The pipe organ in the current building is situated on a gallery at the liturgical-west end and made by the organ building firm of Corps,[12] which flourished variously in Reading (Surrey), Norwich (Norfolk) and Camden Town (London) until about 1870.[13] This date suggests that the organ was purchased second-hand, but its original location and the details of who installed the organ here are so far unknown.

See also[edit]

Bibliography[edit]

References[edit]

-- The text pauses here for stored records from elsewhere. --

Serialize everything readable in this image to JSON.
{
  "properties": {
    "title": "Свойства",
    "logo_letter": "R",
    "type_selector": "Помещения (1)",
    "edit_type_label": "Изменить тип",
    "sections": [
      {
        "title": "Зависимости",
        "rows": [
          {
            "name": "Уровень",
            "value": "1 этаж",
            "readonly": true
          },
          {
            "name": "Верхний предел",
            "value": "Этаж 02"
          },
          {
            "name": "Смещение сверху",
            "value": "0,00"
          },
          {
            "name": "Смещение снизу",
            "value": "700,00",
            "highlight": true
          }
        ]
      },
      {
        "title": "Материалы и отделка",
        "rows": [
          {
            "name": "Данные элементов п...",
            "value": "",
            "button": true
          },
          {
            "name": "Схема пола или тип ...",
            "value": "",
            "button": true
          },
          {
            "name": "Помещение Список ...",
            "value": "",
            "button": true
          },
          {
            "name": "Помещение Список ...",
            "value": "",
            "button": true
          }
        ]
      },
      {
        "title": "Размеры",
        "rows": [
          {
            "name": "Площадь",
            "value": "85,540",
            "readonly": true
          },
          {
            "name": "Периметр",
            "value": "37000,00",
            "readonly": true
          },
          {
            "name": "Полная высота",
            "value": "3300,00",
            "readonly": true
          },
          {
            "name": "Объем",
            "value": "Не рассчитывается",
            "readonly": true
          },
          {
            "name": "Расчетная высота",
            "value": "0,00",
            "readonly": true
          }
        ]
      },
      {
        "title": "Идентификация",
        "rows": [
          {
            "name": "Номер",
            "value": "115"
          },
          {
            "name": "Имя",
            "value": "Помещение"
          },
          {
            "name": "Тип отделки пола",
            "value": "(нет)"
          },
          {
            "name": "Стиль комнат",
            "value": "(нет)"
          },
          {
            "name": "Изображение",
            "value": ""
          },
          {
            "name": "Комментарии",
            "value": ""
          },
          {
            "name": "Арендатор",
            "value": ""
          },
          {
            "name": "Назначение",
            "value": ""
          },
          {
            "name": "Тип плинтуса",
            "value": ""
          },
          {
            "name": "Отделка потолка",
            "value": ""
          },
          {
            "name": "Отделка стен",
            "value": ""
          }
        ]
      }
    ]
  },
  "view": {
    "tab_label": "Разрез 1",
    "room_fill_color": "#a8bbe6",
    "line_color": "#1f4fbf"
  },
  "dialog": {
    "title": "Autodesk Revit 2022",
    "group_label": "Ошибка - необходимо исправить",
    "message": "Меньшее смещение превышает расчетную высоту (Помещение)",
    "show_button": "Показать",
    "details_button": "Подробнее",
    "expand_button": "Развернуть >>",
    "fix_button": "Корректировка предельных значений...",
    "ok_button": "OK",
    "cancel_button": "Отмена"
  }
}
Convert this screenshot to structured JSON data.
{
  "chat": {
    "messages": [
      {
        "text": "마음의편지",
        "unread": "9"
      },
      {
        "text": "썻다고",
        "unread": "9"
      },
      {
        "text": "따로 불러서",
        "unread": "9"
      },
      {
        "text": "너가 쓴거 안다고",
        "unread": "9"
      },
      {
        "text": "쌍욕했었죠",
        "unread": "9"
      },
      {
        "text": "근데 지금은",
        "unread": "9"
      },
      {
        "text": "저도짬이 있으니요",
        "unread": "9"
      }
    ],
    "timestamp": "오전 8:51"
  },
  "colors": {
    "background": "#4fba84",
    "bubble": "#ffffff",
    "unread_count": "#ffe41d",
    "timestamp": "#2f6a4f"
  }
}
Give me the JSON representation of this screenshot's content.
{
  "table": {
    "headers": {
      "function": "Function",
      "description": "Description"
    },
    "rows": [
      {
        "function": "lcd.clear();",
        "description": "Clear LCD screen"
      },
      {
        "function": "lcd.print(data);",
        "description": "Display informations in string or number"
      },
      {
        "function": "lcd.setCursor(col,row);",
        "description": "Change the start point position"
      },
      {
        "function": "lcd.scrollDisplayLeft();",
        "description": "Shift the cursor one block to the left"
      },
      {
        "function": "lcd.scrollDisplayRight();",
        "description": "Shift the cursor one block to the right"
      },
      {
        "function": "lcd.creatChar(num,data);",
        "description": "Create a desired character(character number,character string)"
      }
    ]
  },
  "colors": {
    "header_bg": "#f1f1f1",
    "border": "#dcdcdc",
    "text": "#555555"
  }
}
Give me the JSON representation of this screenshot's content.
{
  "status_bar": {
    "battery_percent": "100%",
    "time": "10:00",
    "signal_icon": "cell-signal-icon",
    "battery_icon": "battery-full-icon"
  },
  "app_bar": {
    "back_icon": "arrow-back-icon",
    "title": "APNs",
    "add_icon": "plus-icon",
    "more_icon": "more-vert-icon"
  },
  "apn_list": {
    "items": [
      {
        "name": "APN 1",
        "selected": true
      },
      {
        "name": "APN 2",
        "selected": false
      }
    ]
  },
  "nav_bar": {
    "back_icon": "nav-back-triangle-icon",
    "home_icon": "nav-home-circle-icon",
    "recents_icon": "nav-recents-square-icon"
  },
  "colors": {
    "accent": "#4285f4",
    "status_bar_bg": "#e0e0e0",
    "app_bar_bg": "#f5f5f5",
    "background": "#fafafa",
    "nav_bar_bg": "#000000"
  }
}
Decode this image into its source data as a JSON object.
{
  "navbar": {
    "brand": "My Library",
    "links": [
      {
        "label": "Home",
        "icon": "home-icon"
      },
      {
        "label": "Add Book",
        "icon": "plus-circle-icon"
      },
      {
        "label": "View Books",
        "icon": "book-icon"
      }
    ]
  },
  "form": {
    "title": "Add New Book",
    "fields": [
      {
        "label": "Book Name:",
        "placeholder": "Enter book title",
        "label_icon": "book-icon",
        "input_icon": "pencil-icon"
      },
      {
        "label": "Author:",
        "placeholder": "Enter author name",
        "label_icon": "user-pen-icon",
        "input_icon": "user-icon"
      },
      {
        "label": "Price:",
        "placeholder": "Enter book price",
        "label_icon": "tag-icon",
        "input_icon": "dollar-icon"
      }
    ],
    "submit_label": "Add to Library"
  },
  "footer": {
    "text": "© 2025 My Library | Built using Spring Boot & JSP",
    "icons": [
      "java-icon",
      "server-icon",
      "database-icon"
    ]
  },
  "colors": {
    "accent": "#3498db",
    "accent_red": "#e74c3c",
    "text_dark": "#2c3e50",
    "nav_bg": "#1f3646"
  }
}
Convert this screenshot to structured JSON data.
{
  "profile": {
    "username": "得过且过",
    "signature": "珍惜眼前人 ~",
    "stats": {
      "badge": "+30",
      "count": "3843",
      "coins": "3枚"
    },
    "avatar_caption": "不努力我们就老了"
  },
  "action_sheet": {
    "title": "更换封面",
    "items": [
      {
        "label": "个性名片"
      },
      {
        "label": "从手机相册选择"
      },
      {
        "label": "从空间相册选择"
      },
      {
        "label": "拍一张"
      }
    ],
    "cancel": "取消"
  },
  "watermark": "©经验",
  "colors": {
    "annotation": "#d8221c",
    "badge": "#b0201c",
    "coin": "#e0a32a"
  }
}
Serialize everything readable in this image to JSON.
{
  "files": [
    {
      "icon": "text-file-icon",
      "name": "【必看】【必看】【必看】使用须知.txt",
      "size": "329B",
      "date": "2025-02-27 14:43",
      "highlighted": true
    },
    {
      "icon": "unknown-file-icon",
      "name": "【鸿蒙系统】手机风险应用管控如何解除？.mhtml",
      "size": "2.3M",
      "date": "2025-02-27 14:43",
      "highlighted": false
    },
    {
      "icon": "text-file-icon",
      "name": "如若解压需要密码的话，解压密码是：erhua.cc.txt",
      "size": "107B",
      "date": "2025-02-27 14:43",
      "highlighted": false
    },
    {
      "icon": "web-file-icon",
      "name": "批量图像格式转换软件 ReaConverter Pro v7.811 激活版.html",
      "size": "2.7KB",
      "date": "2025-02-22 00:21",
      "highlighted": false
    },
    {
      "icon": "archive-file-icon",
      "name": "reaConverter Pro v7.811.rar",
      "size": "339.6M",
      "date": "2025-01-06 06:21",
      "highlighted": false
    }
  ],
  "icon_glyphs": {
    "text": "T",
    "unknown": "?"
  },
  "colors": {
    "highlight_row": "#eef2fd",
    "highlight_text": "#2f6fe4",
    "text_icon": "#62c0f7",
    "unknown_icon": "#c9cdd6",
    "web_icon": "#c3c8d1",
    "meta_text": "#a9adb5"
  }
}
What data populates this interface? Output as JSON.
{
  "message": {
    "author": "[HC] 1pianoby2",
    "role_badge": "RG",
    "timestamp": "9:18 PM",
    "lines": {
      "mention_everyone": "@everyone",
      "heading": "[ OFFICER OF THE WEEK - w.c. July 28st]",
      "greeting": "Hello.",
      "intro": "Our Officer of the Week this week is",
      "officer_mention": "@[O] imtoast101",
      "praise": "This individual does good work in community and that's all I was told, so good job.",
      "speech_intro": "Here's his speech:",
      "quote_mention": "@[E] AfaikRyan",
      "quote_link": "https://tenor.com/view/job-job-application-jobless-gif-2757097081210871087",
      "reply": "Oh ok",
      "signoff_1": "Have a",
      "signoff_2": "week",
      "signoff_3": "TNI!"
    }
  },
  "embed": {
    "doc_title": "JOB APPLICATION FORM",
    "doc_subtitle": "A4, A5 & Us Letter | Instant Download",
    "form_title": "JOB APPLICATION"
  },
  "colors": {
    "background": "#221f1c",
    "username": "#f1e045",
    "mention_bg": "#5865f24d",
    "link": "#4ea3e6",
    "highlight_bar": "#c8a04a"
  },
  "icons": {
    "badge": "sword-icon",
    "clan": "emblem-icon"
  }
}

  1. ^ Evinson, p.29
  2. ^ Evinson, p.29
  3. ^ Evinson, p.29
  4. ^ Bloomberg.com report on Opus Dei
  5. ^ classical-music.com, 'A recital by Ian Ball on the historic Georgian organ of St Mary de Lode Church' (22 November 2012), accessed 16 May 2016.
  6. ^ National Pipe Organ Register, 'St Mary at Lode Gloucester [N07690]'
  7. ^ National Pipe Organ Register, 'St Nicholas, Gloucester [N07443]', accessed 16 May 2016
  8. ^ The Making of the Victorian Organ by Nicholas Thislethwaite (Cambridge: Cambridge University Press, 1990), p. 114, accessed 16 May 2016.
  9. ^ Hamiltons Catechism of the Organ by Joseph Warren (London, Cocks and Co, 1842; second edition), p. 74, accessed 16 May 2016.
    GREAT ORGAN 1 Open Diapason No 1,
    2 Ditto ditto No 2, 3 Stopped ditto No 1, 4 Ditto No 2, 5 Principal No 1, 6 Ditto ditto No 2, 7 Twelfth, 8 Fifteenth, 9 Sesquialtera 4 ranks, 10 Mixture 3 ranks, 11 Trumpet, 12 Ditto, 13 Clarion;
    CHOIR ORGAN 1/ Open Diapason, 2/ Stopped ditto, 3/ Dulciana, 4/ Principal, 5/ Fifteenth, 6/ Mixture 3 ranks, 7/ Flute, 8/ Cromorne;
    SWELL ORGAN 1/ Double Diapaso, 2/ Open ditto, 3/ Stopped ditto, 4/ Principal, 5/ Cornet 3 ranks, 6/ Trumpet, 7/ Clarion, 8/ Hautboy, 9/ Cromorne.
    [There is no detail given of the Pedal Organ]
  10. ^ 'The Organ in the Church of St Mary Moorfields, London'. (The Organs of Great Britain - No. 42). Musical Standard. Vol. 43. No. 1457 (Jul 2, 1892): 554-555
    GREAT ORGAN 1/ Double Open Diapason 16', 2/ Open Diapason 8', 3/ Violin Diapason 8', 4/ Gamba 8', 5/ Stopped Diapason 8', 6/ Principal 4', 7/ Harmonic Flute 4', 8/ Twelfth 22/3, 9/ Fifteenth 2', 10/ Mixture 3 ranks, 11/ Trumpet 8', 12/ Clarion 4';
    CHOIR ORGAN 1/ Open Diapason 8', 2/ Stopped Diapason 8', 3/ Dulciana 8', 4/ Principal 4', 5/ Wald Flute 4', 6/ Piccolo 2', 7/ Clarionet 8';
    SWELL ORGAN 1/ Bourdon 16', 2/ Open Diapason 8', 3/ Stopped Diapason 8', 4/ Principal 4', 5/ Mixture 3 ranks, 6/ Cornopean 4' [sic], 7/ Oboe 8', 8/ Clarion 8' [sic],
    PEDAL ORGAN 1/ Open Diapason 16', 2/ Open Diapason 16' [sic], 3/ Principal 8'.
    "In all 31 sounding stops and 5 couplers and 6 automatic Pedals"
  11. ^ The National Pipe Organ Register, 'Presbyterian Church, 2-4 Mildmay Road, was Oakfield Road [N18345]', accessed 16 May 2016. This building - no longer a church - is now the London Borough of Redbridge's Mildmay Learning Centre (accessed 16 May 2016). The status of the pipe organ is currently unknown, as at 16 May 2016.
  12. ^ The National Pipe Organ Register,'St. Mary Moorfields, 4-5 Eldon Street, Broadgate [N17650]', accessed 16 May 2016.
  13. ^ The National Pipe Organ Register, 'CORPS, James', accessed 16 May 2016

External links[edit]